→ Available data:
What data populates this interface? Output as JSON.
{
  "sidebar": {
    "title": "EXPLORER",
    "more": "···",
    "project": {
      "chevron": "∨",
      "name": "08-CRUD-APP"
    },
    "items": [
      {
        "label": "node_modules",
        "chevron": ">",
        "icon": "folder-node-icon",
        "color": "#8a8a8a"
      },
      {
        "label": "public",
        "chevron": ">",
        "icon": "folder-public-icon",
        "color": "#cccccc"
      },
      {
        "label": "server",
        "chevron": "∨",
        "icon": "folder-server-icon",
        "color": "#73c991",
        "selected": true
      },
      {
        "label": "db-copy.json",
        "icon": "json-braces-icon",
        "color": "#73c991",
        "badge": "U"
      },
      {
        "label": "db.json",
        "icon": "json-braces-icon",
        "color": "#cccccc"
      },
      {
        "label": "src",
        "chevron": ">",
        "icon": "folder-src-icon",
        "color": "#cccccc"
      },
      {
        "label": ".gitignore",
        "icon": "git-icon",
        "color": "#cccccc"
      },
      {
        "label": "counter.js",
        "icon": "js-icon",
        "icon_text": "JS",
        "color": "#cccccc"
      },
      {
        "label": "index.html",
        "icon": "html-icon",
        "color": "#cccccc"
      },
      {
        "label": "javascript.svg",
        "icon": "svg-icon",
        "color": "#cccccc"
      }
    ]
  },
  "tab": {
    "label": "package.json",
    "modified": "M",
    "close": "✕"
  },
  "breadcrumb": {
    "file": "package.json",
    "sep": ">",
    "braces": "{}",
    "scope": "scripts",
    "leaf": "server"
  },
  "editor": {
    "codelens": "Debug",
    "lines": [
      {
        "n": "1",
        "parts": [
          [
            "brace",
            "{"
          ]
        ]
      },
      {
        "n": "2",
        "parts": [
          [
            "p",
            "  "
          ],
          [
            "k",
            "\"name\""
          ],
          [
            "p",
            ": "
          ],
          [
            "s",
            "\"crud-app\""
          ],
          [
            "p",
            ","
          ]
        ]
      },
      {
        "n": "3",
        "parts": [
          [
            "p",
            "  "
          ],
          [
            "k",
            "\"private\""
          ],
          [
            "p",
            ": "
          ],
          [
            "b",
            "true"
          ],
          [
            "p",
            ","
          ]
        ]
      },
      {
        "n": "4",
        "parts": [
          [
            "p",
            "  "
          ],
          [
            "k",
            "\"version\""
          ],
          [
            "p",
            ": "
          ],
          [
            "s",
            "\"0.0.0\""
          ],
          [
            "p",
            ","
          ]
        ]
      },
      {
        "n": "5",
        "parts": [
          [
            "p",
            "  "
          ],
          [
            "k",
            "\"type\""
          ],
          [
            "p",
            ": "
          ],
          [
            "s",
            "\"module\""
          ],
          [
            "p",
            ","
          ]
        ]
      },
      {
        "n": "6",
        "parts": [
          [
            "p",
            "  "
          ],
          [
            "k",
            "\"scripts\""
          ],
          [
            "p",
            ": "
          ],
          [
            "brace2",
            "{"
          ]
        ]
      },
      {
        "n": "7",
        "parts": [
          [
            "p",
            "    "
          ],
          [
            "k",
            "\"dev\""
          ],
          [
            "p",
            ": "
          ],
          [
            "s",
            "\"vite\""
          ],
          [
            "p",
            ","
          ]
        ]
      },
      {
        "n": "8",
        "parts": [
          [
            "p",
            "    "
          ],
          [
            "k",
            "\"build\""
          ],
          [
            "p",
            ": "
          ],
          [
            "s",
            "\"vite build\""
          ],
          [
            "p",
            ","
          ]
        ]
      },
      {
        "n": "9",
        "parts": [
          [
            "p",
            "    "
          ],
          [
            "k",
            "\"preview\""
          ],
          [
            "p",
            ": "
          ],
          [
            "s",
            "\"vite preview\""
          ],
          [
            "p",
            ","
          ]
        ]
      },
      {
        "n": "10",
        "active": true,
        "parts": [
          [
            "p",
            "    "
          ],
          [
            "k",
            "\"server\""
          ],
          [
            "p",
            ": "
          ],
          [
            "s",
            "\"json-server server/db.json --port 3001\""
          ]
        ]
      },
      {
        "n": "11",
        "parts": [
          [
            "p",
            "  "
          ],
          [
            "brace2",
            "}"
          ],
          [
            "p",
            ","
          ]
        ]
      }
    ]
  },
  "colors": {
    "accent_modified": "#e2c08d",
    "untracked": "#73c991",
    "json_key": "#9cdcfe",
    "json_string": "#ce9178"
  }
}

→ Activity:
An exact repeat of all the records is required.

→ Answer for this exercise:
What data populates this interface? Output as JSON.
{
  "sidebar": {
    "title": "EXPLORER",
    "more": "···",
    "project": {
      "chevron": "∨",
      "name": "08-CRUD-APP"
    },
    "items": [
      {
        "label": "node_modules",
        "chevron": ">",
        "icon": "folder-node-icon",
        "color": "#8a8a8a"
      },
      {
        "label": "public",
        "chevron": ">",
        "icon": "folder-public-icon",
        "color": "#cccccc"
      },
      {
        "label": "server",
        "chevron": "∨",
        "icon": "folder-server-icon",
        "color": "#73c991",
        "selected": true
      },
      {
        "label": "db-copy.json",
        "icon": "json-braces-icon",
        "color": "#73c991",
        "badge": "U"
      },
      {
        "label": "db.json",
        "icon": "json-braces-icon",
        "color": "#cccccc"
      },
      {
        "label": "src",
        "chevron": ">",
        "icon": "folder-src-icon",
        "color": "#cccccc"
      },
      {
        "label": ".gitignore",
        "icon": "git-icon",
        "color": "#cccccc"
      },
      {
        "label": "counter.js",
        "icon": "js-icon",
        "icon_text": "JS",
        "color": "#cccccc"
      },
      {
        "label": "index.html",
        "icon": "html-icon",
        "color": "#cccccc"
      },
      {
        "label": "javascript.svg",
        "icon": "svg-icon",
        "color": "#cccccc"
      }
    ]
  },
  "tab": {
    "label": "package.json",
    "modified": "M",
    "close": "✕"
  },
  "breadcrumb": {
    "file": "package.json",
    "sep": ">",
    "braces": "{}",
    "scope": "scripts",
    "leaf": "server"
  },
  "editor": {
    "codelens": "Debug",
    "lines": [
      {
        "n": "1",
        "parts": [
          [
            "brace",
            "{"
          ]
        ]
      },
      {
        "n": "2",
        "parts": [
          [
            "p",
            "  "
          ],
          [
            "k",
            "\"name\""
          ],
          [
            "p",
            ": "
          ],
          [
            "s",
            "\"crud-app\""
          ],
          [
            "p",
            ","
          ]
        ]
      },
      {
        "n": "3",
        "parts": [
          [
            "p",
            "  "
          ],
          [
            "k",
            "\"private\""
          ],
          [
            "p",
            ": "
          ],
          [
            "b",
            "true"
          ],
          [
            "p",
            ","
          ]
        ]
      },
      {
        "n": "4",
        "parts": [
          [
            "p",
            "  "
          ],
          [
            "k",
            "\"version\""
          ],
          [
            "p",
            ": "
          ],
          [
            "s",
            "\"0.0.0\""
          ],
          [
            "p",
            ","
          ]
        ]
      },
      {
        "n": "5",
        "parts": [
          [
            "p",
            "  "
          ],
          [
            "k",
            "\"type\""
          ],
          [
            "p",
            ": "
          ],
          [
            "s",
            "\"module\""
          ],
          [
            "p",
            ","
          ]
        ]
      },
      {
        "n": "6",
        "parts": [
          [
            "p",
            "  "
          ],
          [
            "k",
            "\"scripts\""
          ],
          [
            "p",
            ": "
          ],
          [
            "brace2",
            "{"
          ]
        ]
      },
      {
        "n": "7",
        "parts": [
          [
            "p",
            "    "
          ],
          [
            "k",
            "\"dev\""
          ],
          [
            "p",
            ": "
          ],
          [
            "s",
            "\"vite\""
          ],
          [
            "p",
            ","
          ]
        ]
      },
      {
        "n": "8",
        "parts": [
          [
            "p",
            "    "
          ],
          [
            "k",
            "\"build\""
          ],
          [
            "p",
            ": "
          ],
          [
            "s",
            "\"vite build\""
          ],
          [
            "p",
            ","
          ]
        ]
      },
      {
        "n": "9",
        "parts": [
          [
            "p",
            "    "
          ],
          [
            "k",
            "\"preview\""
          ],
          [
            "p",
            ": "
          ],
          [
            "s",
            "\"vite preview\""
          ],
          [
            "p",
            ","
          ]
        ]
      },
      {
        "n": "10",
        "active": true,
        "parts": [
          [
            "p",
            "    "
          ],
          [
            "k",
            "\"server\""
          ],
          [
            "p",
            ": "
          ],
          [
            "s",
            "\"json-server server/db.json --port 3001\""
          ]
        ]
      },
      {
        "n": "11",
        "parts": [
          [
            "p",
            "  "
          ],
          [
            "brace2",
            "}"
          ],
          [
            "p",
            ","
          ]
        ]
      }
    ]
  },
  "colors": {
    "accent_modified": "#e2c08d",
    "untracked": "#73c991",
    "json_key": "#9cdcfe",
    "json_string": "#ce9178"
  }
}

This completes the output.